Re: “poor fortunes:”

  1. Managements often fail to appreciate the size of the challenges they face.
  2. Competition is fiercer than expected and markets change.
  3. Further complicating matters are investors who often want results more quickly than companies can deliver.
  4. The line between success and failure is a thin one.

A sample staff meeting template w/ protocols, purpose, etc.

This is the template that I have used for several years—I have scrubbed it and made it generic for this post:


Why weekly?

  • Want firsthand update on the business
  • Business conditions warrant it
  • Assure alignment
  • Share what’s going on so you can do your job and gain full executive communication

Attendance required; on time; no substitution without prior XYZ approval

Weekly, Monday @ 10:00 a.m. to noon; can/will be extended as needed


  • Suggested items and requested time needed to ABC (Finance guy or CFO) by Wednesday preceding the meeting… indicate if significant action/decision desired at meeting
  • Agenda reviewed by XYZ and issued by Thursday


  • No gossip
  • Reinforce with your assistants and others

Decision process

  • Consensus—all views heard
  • Final decision by XYZ as needed


  • Pay attention; no sidebar conversations or secondary tasks… really listen
  • Stick to subject
  • Openness
  • Pre-work; prepared when/as needed
  • Jokes, fun—OK


  • Limited to three (3) minutes each—no borrowing
  • Items requiring more time to be on agenda

Focus: Discuss our financial performance v. plan, sales results, and the big “move-the-needle” projects/plans for the business.
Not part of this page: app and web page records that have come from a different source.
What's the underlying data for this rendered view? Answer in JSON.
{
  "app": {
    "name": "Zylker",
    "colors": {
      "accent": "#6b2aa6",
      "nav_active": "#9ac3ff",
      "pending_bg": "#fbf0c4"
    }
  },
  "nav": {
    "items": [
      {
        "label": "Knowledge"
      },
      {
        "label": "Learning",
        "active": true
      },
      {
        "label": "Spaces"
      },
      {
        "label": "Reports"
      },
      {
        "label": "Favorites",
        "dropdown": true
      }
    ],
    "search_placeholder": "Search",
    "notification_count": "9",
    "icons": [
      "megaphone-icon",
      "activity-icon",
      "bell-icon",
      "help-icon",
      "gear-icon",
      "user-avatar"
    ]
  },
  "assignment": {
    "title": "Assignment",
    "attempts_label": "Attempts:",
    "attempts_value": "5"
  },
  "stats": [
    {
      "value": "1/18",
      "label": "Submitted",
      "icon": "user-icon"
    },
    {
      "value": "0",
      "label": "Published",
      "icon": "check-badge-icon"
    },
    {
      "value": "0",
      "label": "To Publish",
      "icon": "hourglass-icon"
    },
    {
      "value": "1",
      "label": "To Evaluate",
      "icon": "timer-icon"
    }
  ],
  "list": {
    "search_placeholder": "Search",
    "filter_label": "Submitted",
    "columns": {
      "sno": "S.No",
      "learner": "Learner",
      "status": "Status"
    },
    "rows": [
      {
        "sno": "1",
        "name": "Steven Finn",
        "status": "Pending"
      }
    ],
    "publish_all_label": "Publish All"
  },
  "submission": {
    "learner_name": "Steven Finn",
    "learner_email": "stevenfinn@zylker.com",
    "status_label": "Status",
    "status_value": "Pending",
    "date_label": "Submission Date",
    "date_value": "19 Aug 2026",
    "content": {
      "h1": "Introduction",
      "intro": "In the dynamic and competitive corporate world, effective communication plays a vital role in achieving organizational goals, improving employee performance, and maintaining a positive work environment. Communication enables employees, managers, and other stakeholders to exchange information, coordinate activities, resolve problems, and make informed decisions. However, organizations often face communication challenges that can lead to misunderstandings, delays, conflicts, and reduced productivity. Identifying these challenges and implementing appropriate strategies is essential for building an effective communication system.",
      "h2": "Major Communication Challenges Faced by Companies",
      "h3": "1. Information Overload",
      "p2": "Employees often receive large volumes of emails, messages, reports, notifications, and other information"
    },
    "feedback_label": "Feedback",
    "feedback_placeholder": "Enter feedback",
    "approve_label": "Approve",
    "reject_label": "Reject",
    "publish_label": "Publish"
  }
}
Other: Weekly 8 ½” x 11” on key events/issues [from non-direct reports]. Everything must be “actionable.” Set and monitor quarterly priorities [feedback].